Japanese and Australian researchers have succeeded in developing a blood test that can detect a protein linked to Alzheimer's disease, 20 to 30 years before the appearance of the first symptoms, currently too late in the course of the disease. This test would allow to diagnose the pathology before irreversible brain lesions causing the symptoms are installed.
Alzheimer's disease is a neurodegenerative pathology that leads to the progressive and irreversible loss of neurons, especially neural circuits, and therefore associated mental functions, including memory. It is the most common cause of dementia in humans, affecting an average of 900,000 French and 33 million people worldwide.
Diagnosis too late for treatment
In general, the disease is diagnosed in people over 65 years old, at a stage where the lesions are already installed in the brain, with plaques of a cluster of beta-amyloid proteins, which block the normal functioning of the system nervous. No treatment can cure it at this stage, but earlier treatment of patients could delay or even stop the progression of the disease.
Faced with the frequency of the pathology, medical research is active to find a way to advance the diagnosis, before the deficit symptoms, and it seems that Japanese and Australian researchers have succeeded. They made an extraordinary discovery: a blood test to diagnose the disease 20 to 30 years before the first symptoms. Led on 373 volunteers, their study published in Nature, achieved a success rate of 90%.
The identification of beta-amyloid in blood

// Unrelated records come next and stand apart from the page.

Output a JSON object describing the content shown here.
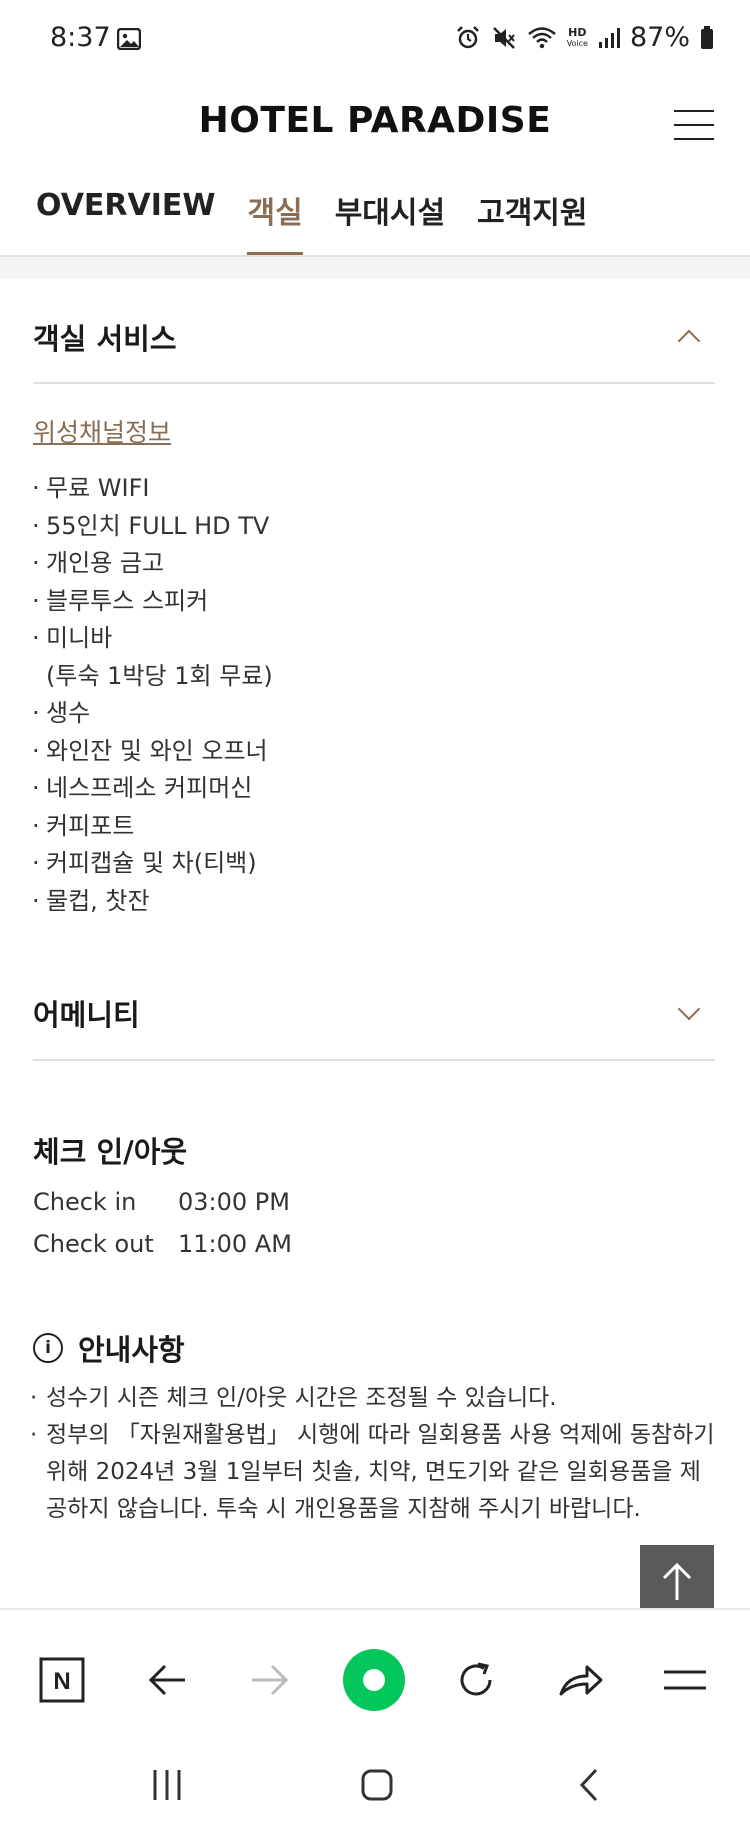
{
  "status_bar": {
    "time": "8:37",
    "battery": "87%",
    "hd_label": "HD",
    "voice_label": "Voice"
  },
  "header": {
    "brand": "HOTEL PARADISE"
  },
  "tabs": [
    {
      "label": "OVERVIEW",
      "active": false
    },
    {
      "label": "객실",
      "active": true
    },
    {
      "label": "부대시설",
      "active": false
    },
    {
      "label": "고객지원",
      "active": false
    }
  ],
  "room_service": {
    "title": "객실 서비스",
    "link": "위성채널정보",
    "items": [
      "무료 WIFI",
      "55인치 FULL HD TV",
      "개인용 금고",
      "블루투스 스피커",
      "미니바",
      "생수",
      "와인잔 및 와인 오프너",
      "네스프레소 커피머신",
      "커피포트",
      "커피캡슐 및 차(티백)",
      "물컵, 찻잔"
    ],
    "minibar_note": "(투숙 1박당 1회 무료)"
  },
  "amenity": {
    "title": "어메니티"
  },
  "checkinout": {
    "title": "체크 인/아웃",
    "checkin_label": "Check in",
    "checkin_time": "03:00 PM",
    "checkout_label": "Check out",
    "checkout_time": "11:00 AM"
  },
  "notice": {
    "title": "안내사항",
    "icon_glyph": "i",
    "items": [
      "성수기 시즌 체크 인/아웃 시간은 조정될 수 있습니다.",
      "정부의 「자원재활용법」 시행에 따라 일회용품 사용 억제에 동참하기 위해 2024년 3월 1일부터 칫솔, 치약, 면도기와 같은 일회용품을 제공하지 않습니다. 투숙 시 개인용품을 지참해 주시기 바랍니다."
    ]
  },
  "browser_bar": {
    "home_glyph": "N"
  },
  "colors": {
    "accent": "#8a6d52",
    "naver_green": "#03c75a",
    "totop_bg": "#5a5a5a"
  }
}
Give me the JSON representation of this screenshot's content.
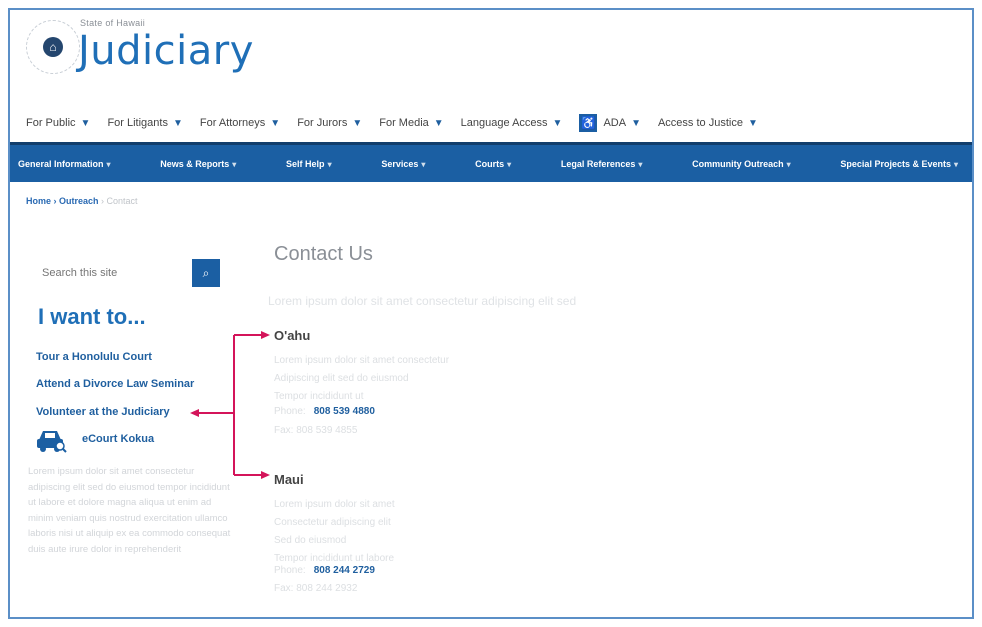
{
  "header": {
    "state_label": "State of Hawaii",
    "logo_text": "Judiciary",
    "seal_icon": "state-seal-icon"
  },
  "top_nav": [
    {
      "label": "For Public"
    },
    {
      "label": "For Litigants"
    },
    {
      "label": "For Attorneys"
    },
    {
      "label": "For Jurors"
    },
    {
      "label": "For Media"
    },
    {
      "label": "Language Access"
    },
    {
      "label": "ADA"
    },
    {
      "label": "Access to Justice"
    }
  ],
  "main_nav": [
    {
      "label": "General Information"
    },
    {
      "label": "News & Reports"
    },
    {
      "label": "Self Help"
    },
    {
      "label": "Services"
    },
    {
      "label": "Courts"
    },
    {
      "label": "Legal References"
    },
    {
      "label": "Community Outreach"
    },
    {
      "label": "Special Projects & Events"
    }
  ],
  "breadcrumb": {
    "home": "Home",
    "sep": " › ",
    "section": "Outreach",
    "current": " › Contact"
  },
  "sidebar": {
    "search_placeholder": "Search this site",
    "want_title": "I want to...",
    "links": [
      "Tour a Honolulu Court",
      "Attend a Divorce Law Seminar",
      "Volunteer at the Judiciary"
    ],
    "ecourt_label": "eCourt Kokua",
    "ecourt_text": "Lorem ipsum dolor sit amet consectetur adipiscing elit sed do eiusmod tempor incididunt ut labore et dolore magna aliqua ut enim ad minim veniam quis nostrud exercitation ullamco laboris nisi ut aliquip ex ea commodo consequat duis aute irure dolor in reprehenderit"
  },
  "main": {
    "title": "Contact Us",
    "intro": "Lorem ipsum dolor sit amet consectetur adipiscing elit sed",
    "oahu": {
      "name": "O'ahu",
      "lines": [
        "Lorem ipsum dolor sit amet consectetur",
        "Adipiscing elit sed do eiusmod",
        "Tempor incididunt ut"
      ],
      "phone_label": "Phone:",
      "phone": "808 539 4880",
      "fax_line": "Fax: 808 539 4855"
    },
    "maui": {
      "name": "Maui",
      "lines": [
        "Lorem ipsum dolor sit amet",
        "Consectetur adipiscing elit",
        "Sed do eiusmod",
        "Tempor incididunt ut labore"
      ],
      "phone_label": "Phone:",
      "phone": "808 244 2729",
      "fax_line": "Fax: 808 244 2932"
    }
  },
  "colors": {
    "brand_blue": "#1f6fb7",
    "nav_blue": "#1b5fa3",
    "arrow_red": "#d4145a"
  }
}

This blood test can identify high levels of beta-amyloid. Present at a high level in the brain, this protein can be a symptom of Alzheimer's disease. Scientists have discovered that it also accumulates in the patient's body between 20 and 30 years before the appearance of the first deficit symptoms. "From a small sample of blood, our method allows us to measure the level of beta-amyloid protein, even if their concentration is very low," said Koichi Tanaka, a molecular biologist at the Center for Developmental Disease. advanced medicine for dementia in Obu, Japan.

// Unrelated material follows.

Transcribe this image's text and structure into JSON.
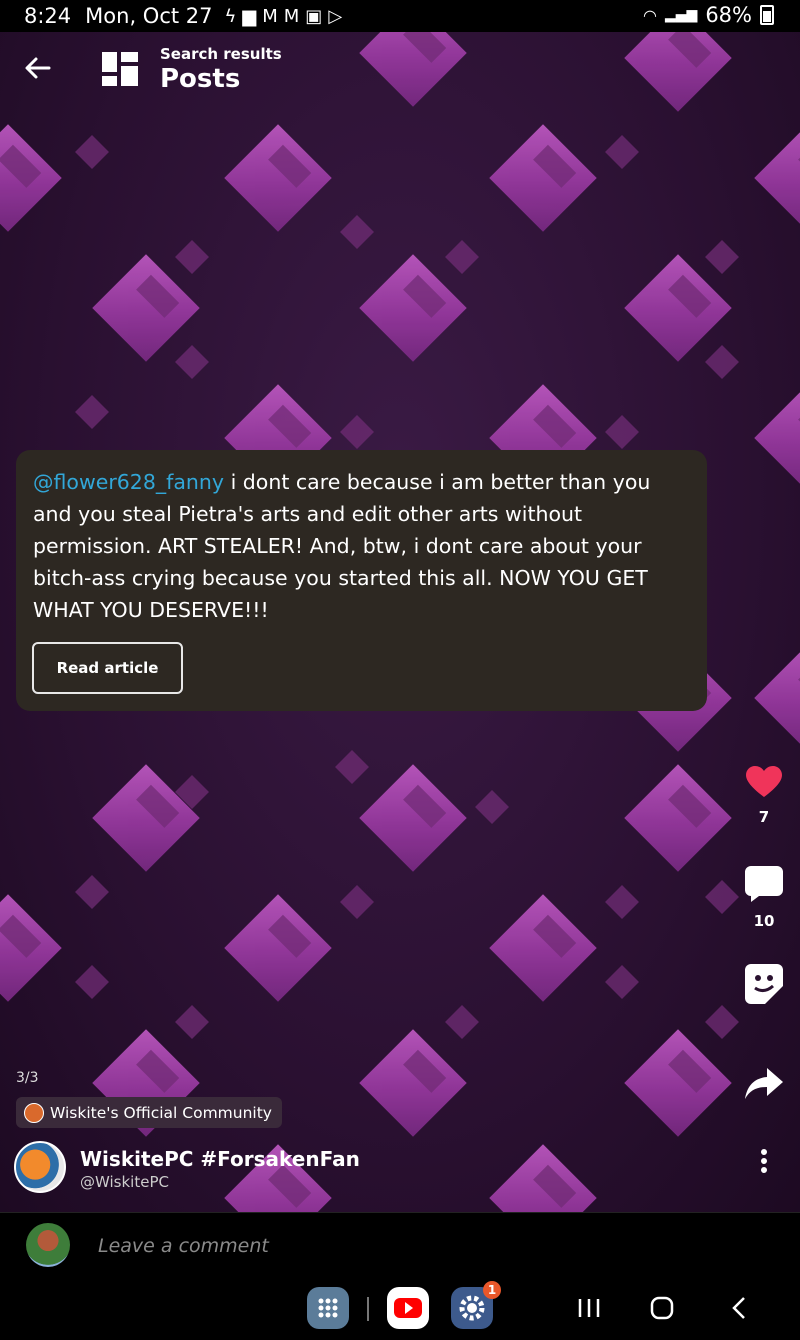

But the opinions of the experts diverge. "All people who have beta amyloid in the brain are not necessarily affected by dementia, and all those who have dementia do not necessarily have beta amyloid in the brain," says CNN Rob Howard researcher at University College London. It will probably be necessary to deepen research around this screening technique before it is unanimously approved. As it stands, it represents a very serious and much less invasive path than the lumbar puncture that is currently required for early diagnosis in people at risk.